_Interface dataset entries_
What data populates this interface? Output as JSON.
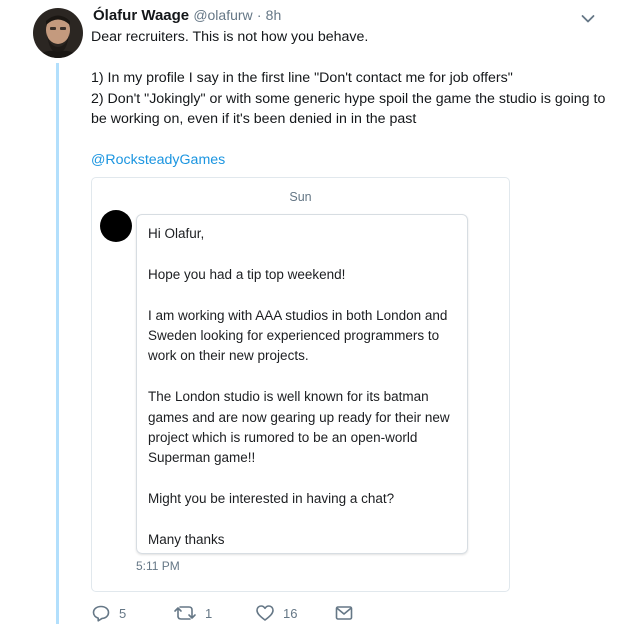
{
  "tweet": {
    "author_name": "Ólafur Waage",
    "author_handle": "@olafurw",
    "separator": "·",
    "time": "8h",
    "lines": [
      "Dear recruiters. This is not how you behave.",
      "",
      "1) In my profile I say in the first line \"Don't contact me for job offers\"",
      "2) Don't \"Jokingly\" or with some generic hype spoil the game the studio is going to be working on, even if it's been denied in in the past",
      ""
    ],
    "mention": "@RocksteadyGames"
  },
  "dm_card": {
    "day": "Sun",
    "message_paragraphs": [
      "Hi Olafur,",
      "Hope you had a tip top weekend!",
      "I am working with AAA studios in both London and Sweden looking for experienced programmers to work on their new projects.",
      "The London studio is well known for its batman games and are now gearing up ready for their new project which is rumored to be an open-world Superman game!!",
      "Might you be interested in having a chat?",
      "Many thanks"
    ],
    "time": "5:11 PM"
  },
  "actions": {
    "reply_count": "5",
    "retweet_count": "1",
    "like_count": "16",
    "icons": [
      "reply-icon",
      "retweet-icon",
      "like-icon",
      "direct-message-icon"
    ]
  },
  "colors": {
    "link": "#1b95e0",
    "thread_line": "#b2dffc",
    "secondary_text": "#657786"
  }
}
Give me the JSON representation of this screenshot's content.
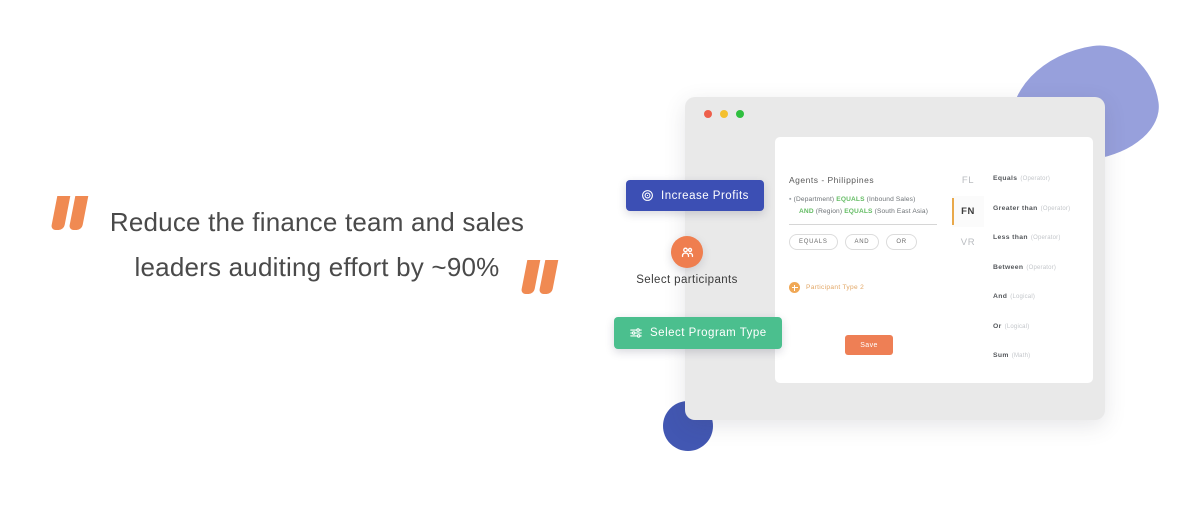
{
  "quote": {
    "text": "Reduce the finance team and sales leaders auditing effort by ~90%",
    "open_quote_icon": "quote-open-icon",
    "close_quote_icon": "quote-close-icon",
    "accent_color": "#F08A52"
  },
  "decor": {
    "blob_color": "#97A0DC",
    "circle_color": "#4257B2"
  },
  "window": {
    "traffic_lights": [
      {
        "name": "close",
        "color": "#EE5F4B"
      },
      {
        "name": "minimize",
        "color": "#F4C02E"
      },
      {
        "name": "maximize",
        "color": "#2FBF3F"
      }
    ],
    "background": "#E9E9E9"
  },
  "card": {
    "rule_builder": {
      "title": "Agents - Philippines",
      "rows": [
        {
          "bullet": "▪",
          "parts": [
            {
              "text": "(Department)",
              "style": "term"
            },
            {
              "text": "EQUALS",
              "style": "keyword"
            },
            {
              "text": "(Inbound Sales)",
              "style": "term"
            }
          ]
        },
        {
          "bullet": "",
          "parts": [
            {
              "text": "AND",
              "style": "keyword"
            },
            {
              "text": "(Region)",
              "style": "term"
            },
            {
              "text": "EQUALS",
              "style": "keyword"
            },
            {
              "text": "(South East Asia)",
              "style": "term"
            }
          ]
        }
      ],
      "chips": [
        "EQUALS",
        "AND",
        "OR"
      ],
      "keyword_color": "#64BC64"
    },
    "participant_type": {
      "label": "Participant Type 2",
      "icon": "plus-circle-icon",
      "color": "#E2A766"
    },
    "save_button": {
      "label": "Save",
      "color": "#EE7F55"
    },
    "rail": {
      "items": [
        {
          "label": "FL",
          "active": false
        },
        {
          "label": "FN",
          "active": true
        },
        {
          "label": "VR",
          "active": false
        }
      ],
      "active_indicator_color": "#E9A94B"
    },
    "operators": [
      {
        "name": "Equals",
        "kind": "(Operator)"
      },
      {
        "name": "Greater than",
        "kind": "(Operator)"
      },
      {
        "name": "Less than",
        "kind": "(Operator)"
      },
      {
        "name": "Between",
        "kind": "(Operator)"
      },
      {
        "name": "And",
        "kind": "(Logical)"
      },
      {
        "name": "Or",
        "kind": "(Logical)"
      },
      {
        "name": "Sum",
        "kind": "(Math)"
      }
    ]
  },
  "floating": {
    "increase_profits": {
      "label": "Increase Profits",
      "icon": "target-icon",
      "color": "#3C4FB4"
    },
    "select_participants": {
      "label": "Select participants",
      "icon": "people-group-icon",
      "color": "#EF7E4F"
    },
    "select_program_type": {
      "label": "Select Program Type",
      "icon": "sliders-icon",
      "color": "#4BBF8E"
    }
  }
}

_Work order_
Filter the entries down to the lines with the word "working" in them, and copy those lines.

_Solution_
      "2) Don't \"Jokingly\" or with some generic hype spoil the game the studio is going to be working on, even if it's been denied in in the past",
      "I am working with AAA studios in both London and Sweden looking for experienced programmers to work on their new projects.",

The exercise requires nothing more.